# Required action
Faithfully repeat each entry below, minus the pictures.
• • •
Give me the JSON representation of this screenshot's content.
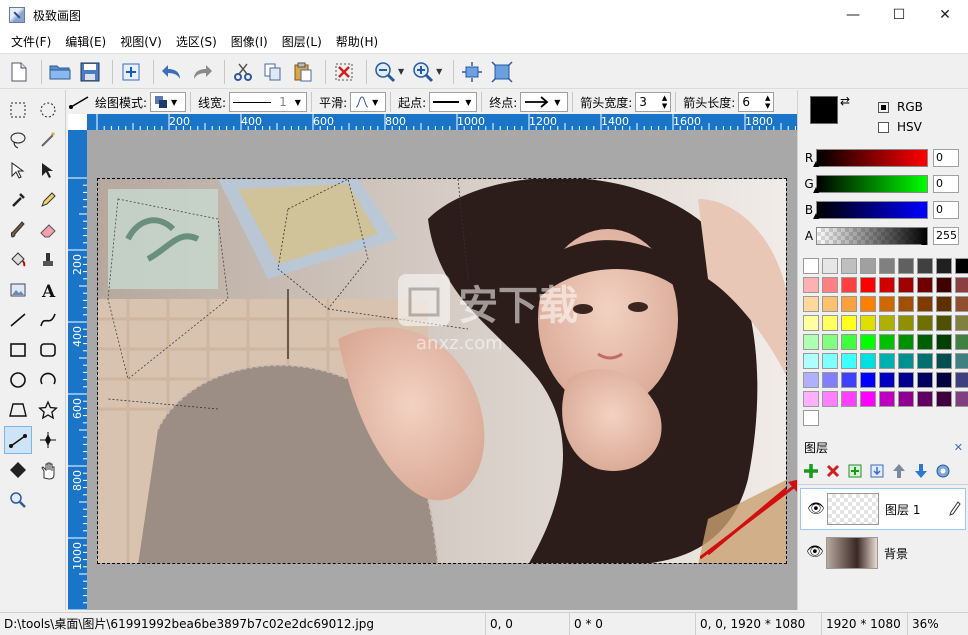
{
  "window": {
    "title": "极致画图",
    "minimize": "—",
    "maximize": "☐",
    "close": "✕"
  },
  "menu": [
    "文件(F)",
    "编辑(E)",
    "视图(V)",
    "选区(S)",
    "图像(I)",
    "图层(L)",
    "帮助(H)"
  ],
  "toolbar_icons": [
    "new-file",
    "open-folder",
    "save",
    "add-layer",
    "undo",
    "redo",
    "cut",
    "copy",
    "paste",
    "delete-selection",
    "zoom-out",
    "zoom-in",
    "fit-center",
    "fit-window"
  ],
  "left_tools": [
    "rect-select",
    "ellipse-select",
    "lasso-select",
    "magic-wand",
    "move-selection",
    "move-pixels",
    "eyedropper",
    "pencil",
    "brush",
    "eraser",
    "paint-bucket",
    "clone-stamp",
    "image",
    "text",
    "line",
    "curve",
    "rectangle",
    "rounded-rectangle",
    "ellipse",
    "arc",
    "trapezoid",
    "star",
    "polyline",
    "gradient",
    "diamond",
    "hand",
    "zoom"
  ],
  "options": {
    "draw_mode_label": "绘图模式:",
    "line_width_label": "线宽:",
    "line_width_value": "1",
    "smooth_label": "平滑:",
    "start_label": "起点:",
    "end_label": "终点:",
    "arrow_width_label": "箭头宽度:",
    "arrow_width_value": "3",
    "arrow_length_label": "箭头长度:",
    "arrow_length_value": "6"
  },
  "ruler": {
    "h_labels": [
      "200",
      "400",
      "600",
      "800",
      "1000",
      "1200",
      "1400",
      "1600",
      "1800"
    ],
    "v_labels": [
      "200",
      "400",
      "600",
      "800",
      "1000"
    ]
  },
  "color": {
    "primary": "#000000",
    "secondary": "#ffffff",
    "mode_rgb": "RGB",
    "mode_hsv": "HSV",
    "rgb_selected": true,
    "channels": [
      {
        "label": "R",
        "value": "0",
        "to": "#ff0000"
      },
      {
        "label": "G",
        "value": "0",
        "to": "#00ff00"
      },
      {
        "label": "B",
        "value": "0",
        "to": "#0000ff"
      },
      {
        "label": "A",
        "value": "255",
        "to": "#000000"
      }
    ],
    "palette": [
      [
        "#ffffff",
        "#e6e6e6",
        "#bfbfbf",
        "#a0a0a0",
        "#808080",
        "#606060",
        "#404040",
        "#202020",
        "#000000"
      ],
      [
        "#ffb0b0",
        "#ff8080",
        "#ff4040",
        "#ff0000",
        "#d00000",
        "#a00000",
        "#700000",
        "#400000",
        "#8a4040"
      ],
      [
        "#ffd8a0",
        "#ffc070",
        "#ffa040",
        "#ff8000",
        "#d06800",
        "#a05000",
        "#803c00",
        "#603000",
        "#905030"
      ],
      [
        "#ffffa0",
        "#ffff60",
        "#ffff20",
        "#e0e000",
        "#b0b000",
        "#909000",
        "#707000",
        "#505000",
        "#808040"
      ],
      [
        "#b0ffb0",
        "#80ff80",
        "#40ff40",
        "#00ff00",
        "#00c000",
        "#009000",
        "#006000",
        "#004000",
        "#408040"
      ],
      [
        "#b0ffff",
        "#80ffff",
        "#40ffff",
        "#00e0e0",
        "#00b0b0",
        "#009090",
        "#007070",
        "#005050",
        "#408080"
      ],
      [
        "#b0b0ff",
        "#8080ff",
        "#4040ff",
        "#0000ff",
        "#0000c0",
        "#000090",
        "#000060",
        "#000040",
        "#404080"
      ],
      [
        "#ffb0ff",
        "#ff80ff",
        "#ff40ff",
        "#ff00ff",
        "#c000c0",
        "#900090",
        "#600060",
        "#400040",
        "#804080"
      ],
      [
        "#ffffff"
      ]
    ]
  },
  "layers_panel": {
    "title": "图层",
    "close": "✕",
    "layers": [
      {
        "name": "图层 1",
        "selected": true
      },
      {
        "name": "背景",
        "selected": false
      }
    ]
  },
  "status": {
    "path": "D:\\tools\\桌面\\图片\\61991992bea6be3897b7c02e2dc69012.jpg",
    "cursor": "0, 0",
    "selection_size": "0 * 0",
    "selection_rect": "0, 0, 1920 * 1080",
    "image_size": "1920 * 1080",
    "zoom": "36%"
  },
  "watermark": {
    "text": "安下载",
    "sub": "anxz.com"
  }
}
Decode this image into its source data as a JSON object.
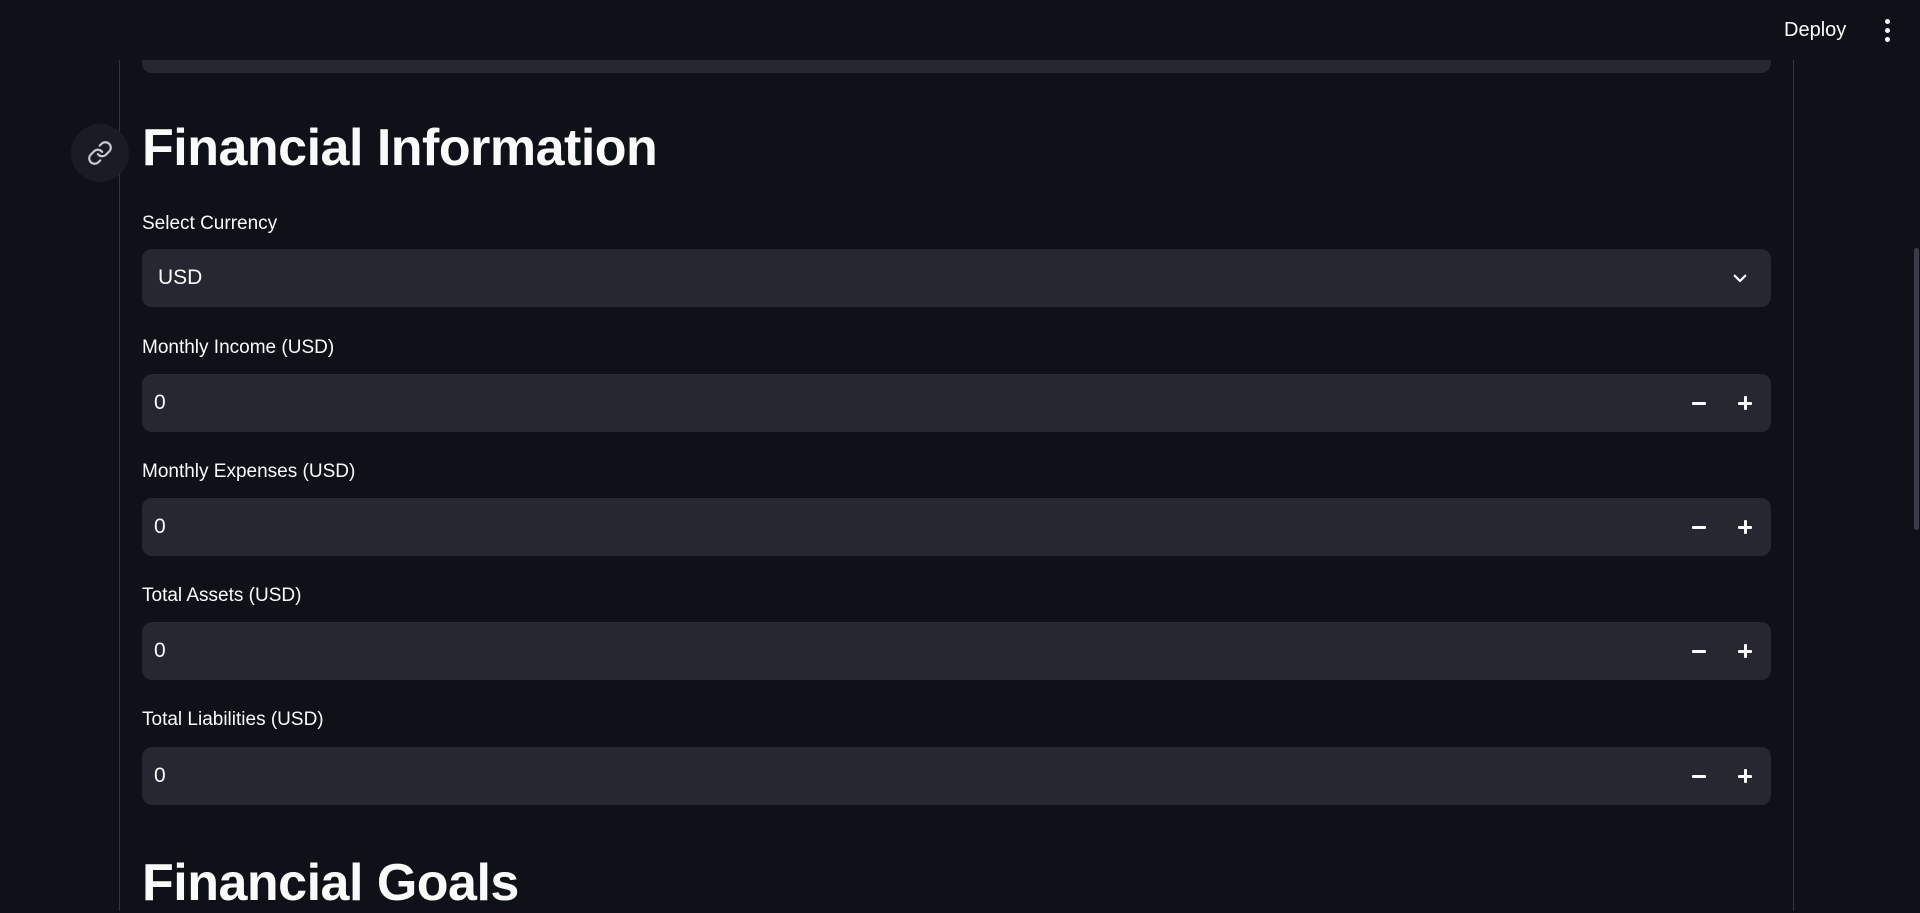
{
  "header": {
    "deploy_label": "Deploy",
    "menu_icon": "kebab-menu-icon"
  },
  "section_financial_info": {
    "title": "Financial Information",
    "anchor_icon": "link-icon"
  },
  "currency": {
    "label": "Select Currency",
    "selected": "USD",
    "dropdown_icon": "chevron-down-icon"
  },
  "fields": [
    {
      "label": "Monthly Income (USD)",
      "value": "0"
    },
    {
      "label": "Monthly Expenses (USD)",
      "value": "0"
    },
    {
      "label": "Total Assets (USD)",
      "value": "0"
    },
    {
      "label": "Total Liabilities (USD)",
      "value": "0"
    }
  ],
  "section_financial_goals": {
    "title": "Financial Goals"
  },
  "colors": {
    "background": "#0e1117",
    "input_bg": "#262730",
    "text": "#fafafa",
    "divider": "#31333f"
  }
}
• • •
# Answer to the problem
Give me the JSON representation of this screenshot's content.
{
  "window": {
    "title": "极致画图",
    "minimize": "—",
    "maximize": "☐",
    "close": "✕"
  },
  "menu": [
    "文件(F)",
    "编辑(E)",
    "视图(V)",
    "选区(S)",
    "图像(I)",
    "图层(L)",
    "帮助(H)"
  ],
  "toolbar_icons": [
    "new-file",
    "open-folder",
    "save",
    "add-layer",
    "undo",
    "redo",
    "cut",
    "copy",
    "paste",
    "delete-selection",
    "zoom-out",
    "zoom-in",
    "fit-center",
    "fit-window"
  ],
  "left_tools": [
    "rect-select",
    "ellipse-select",
    "lasso-select",
    "magic-wand",
    "move-selection",
    "move-pixels",
    "eyedropper",
    "pencil",
    "brush",
    "eraser",
    "paint-bucket",
    "clone-stamp",
    "image",
    "text",
    "line",
    "curve",
    "rectangle",
    "rounded-rectangle",
    "ellipse",
    "arc",
    "trapezoid",
    "star",
    "polyline",
    "gradient",
    "diamond",
    "hand",
    "zoom"
  ],
  "options": {
    "draw_mode_label": "绘图模式:",
    "line_width_label": "线宽:",
    "line_width_value": "1",
    "smooth_label": "平滑:",
    "start_label": "起点:",
    "end_label": "终点:",
    "arrow_width_label": "箭头宽度:",
    "arrow_width_value": "3",
    "arrow_length_label": "箭头长度:",
    "arrow_length_value": "6"
  },
  "ruler": {
    "h_labels": [
      "200",
      "400",
      "600",
      "800",
      "1000",
      "1200",
      "1400",
      "1600",
      "1800"
    ],
    "v_labels": [
      "200",
      "400",
      "600",
      "800",
      "1000"
    ]
  },
  "color": {
    "primary": "#000000",
    "secondary": "#ffffff",
    "mode_rgb": "RGB",
    "mode_hsv": "HSV",
    "rgb_selected": true,
    "channels": [
      {
        "label": "R",
        "value": "0",
        "to": "#ff0000"
      },
      {
        "label": "G",
        "value": "0",
        "to": "#00ff00"
      },
      {
        "label": "B",
        "value": "0",
        "to": "#0000ff"
      },
      {
        "label": "A",
        "value": "255",
        "to": "#000000"
      }
    ],
    "palette": [
      [
        "#ffffff",
        "#e6e6e6",
        "#bfbfbf",
        "#a0a0a0",
        "#808080",
        "#606060",
        "#404040",
        "#202020",
        "#000000"
      ],
      [
        "#ffb0b0",
        "#ff8080",
        "#ff4040",
        "#ff0000",
        "#d00000",
        "#a00000",
        "#700000",
        "#400000",
        "#8a4040"
      ],
      [
        "#ffd8a0",
        "#ffc070",
        "#ffa040",
        "#ff8000",
        "#d06800",
        "#a05000",
        "#803c00",
        "#603000",
        "#905030"
      ],
      [
        "#ffffa0",
        "#ffff60",
        "#ffff20",
        "#e0e000",
        "#b0b000",
        "#909000",
        "#707000",
        "#505000",
        "#808040"
      ],
      [
        "#b0ffb0",
        "#80ff80",
        "#40ff40",
        "#00ff00",
        "#00c000",
        "#009000",
        "#006000",
        "#004000",
        "#408040"
      ],
      [
        "#b0ffff",
        "#80ffff",
        "#40ffff",
        "#00e0e0",
        "#00b0b0",
        "#009090",
        "#007070",
        "#005050",
        "#408080"
      ],
      [
        "#b0b0ff",
        "#8080ff",
        "#4040ff",
        "#0000ff",
        "#0000c0",
        "#000090",
        "#000060",
        "#000040",
        "#404080"
      ],
      [
        "#ffb0ff",
        "#ff80ff",
        "#ff40ff",
        "#ff00ff",
        "#c000c0",
        "#900090",
        "#600060",
        "#400040",
        "#804080"
      ],
      [
        "#ffffff"
      ]
    ]
  },
  "layers_panel": {
    "title": "图层",
    "close": "✕",
    "layers": [
      {
        "name": "图层 1",
        "selected": true
      },
      {
        "name": "背景",
        "selected": false
      }
    ]
  },
  "status": {
    "path": "D:\\tools\\桌面\\图片\\61991992bea6be3897b7c02e2dc69012.jpg",
    "cursor": "0, 0",
    "selection_size": "0 * 0",
    "selection_rect": "0, 0, 1920 * 1080",
    "image_size": "1920 * 1080",
    "zoom": "36%"
  },
  "watermark": {
    "text": "安下载",
    "sub": "anxz.com"
  }
}
Decode this image into its source data as a JSON object.
{
  "header": {
    "deploy_label": "Deploy",
    "menu_icon": "kebab-menu-icon"
  },
  "section_financial_info": {
    "title": "Financial Information",
    "anchor_icon": "link-icon"
  },
  "currency": {
    "label": "Select Currency",
    "selected": "USD",
    "dropdown_icon": "chevron-down-icon"
  },
  "fields": [
    {
      "label": "Monthly Income (USD)",
      "value": "0"
    },
    {
      "label": "Monthly Expenses (USD)",
      "value": "0"
    },
    {
      "label": "Total Assets (USD)",
      "value": "0"
    },
    {
      "label": "Total Liabilities (USD)",
      "value": "0"
    }
  ],
  "section_financial_goals": {
    "title": "Financial Goals"
  },
  "colors": {
    "background": "#0e1117",
    "input_bg": "#262730",
    "text": "#fafafa",
    "divider": "#31333f"
  }
}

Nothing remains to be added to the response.